_EXERCISE DATA_.
++++++++++

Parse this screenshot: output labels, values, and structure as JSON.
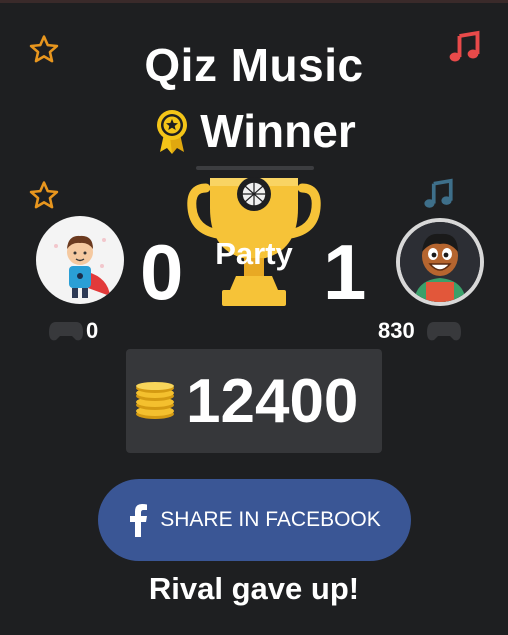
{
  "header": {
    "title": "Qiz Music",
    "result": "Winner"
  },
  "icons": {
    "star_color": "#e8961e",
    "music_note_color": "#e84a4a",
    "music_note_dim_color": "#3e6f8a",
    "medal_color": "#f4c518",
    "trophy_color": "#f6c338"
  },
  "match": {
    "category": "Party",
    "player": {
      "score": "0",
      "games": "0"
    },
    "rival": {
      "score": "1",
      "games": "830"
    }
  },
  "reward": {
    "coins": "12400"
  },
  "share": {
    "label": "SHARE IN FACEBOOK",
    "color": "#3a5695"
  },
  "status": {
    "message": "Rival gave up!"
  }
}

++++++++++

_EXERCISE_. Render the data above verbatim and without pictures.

_WRITTEN ANSWER_.
Parse this screenshot: output labels, values, and structure as JSON.
{
  "header": {
    "title": "Qiz Music",
    "result": "Winner"
  },
  "icons": {
    "star_color": "#e8961e",
    "music_note_color": "#e84a4a",
    "music_note_dim_color": "#3e6f8a",
    "medal_color": "#f4c518",
    "trophy_color": "#f6c338"
  },
  "match": {
    "category": "Party",
    "player": {
      "score": "0",
      "games": "0"
    },
    "rival": {
      "score": "1",
      "games": "830"
    }
  },
  "reward": {
    "coins": "12400"
  },
  "share": {
    "label": "SHARE IN FACEBOOK",
    "color": "#3a5695"
  },
  "status": {
    "message": "Rival gave up!"
  }
}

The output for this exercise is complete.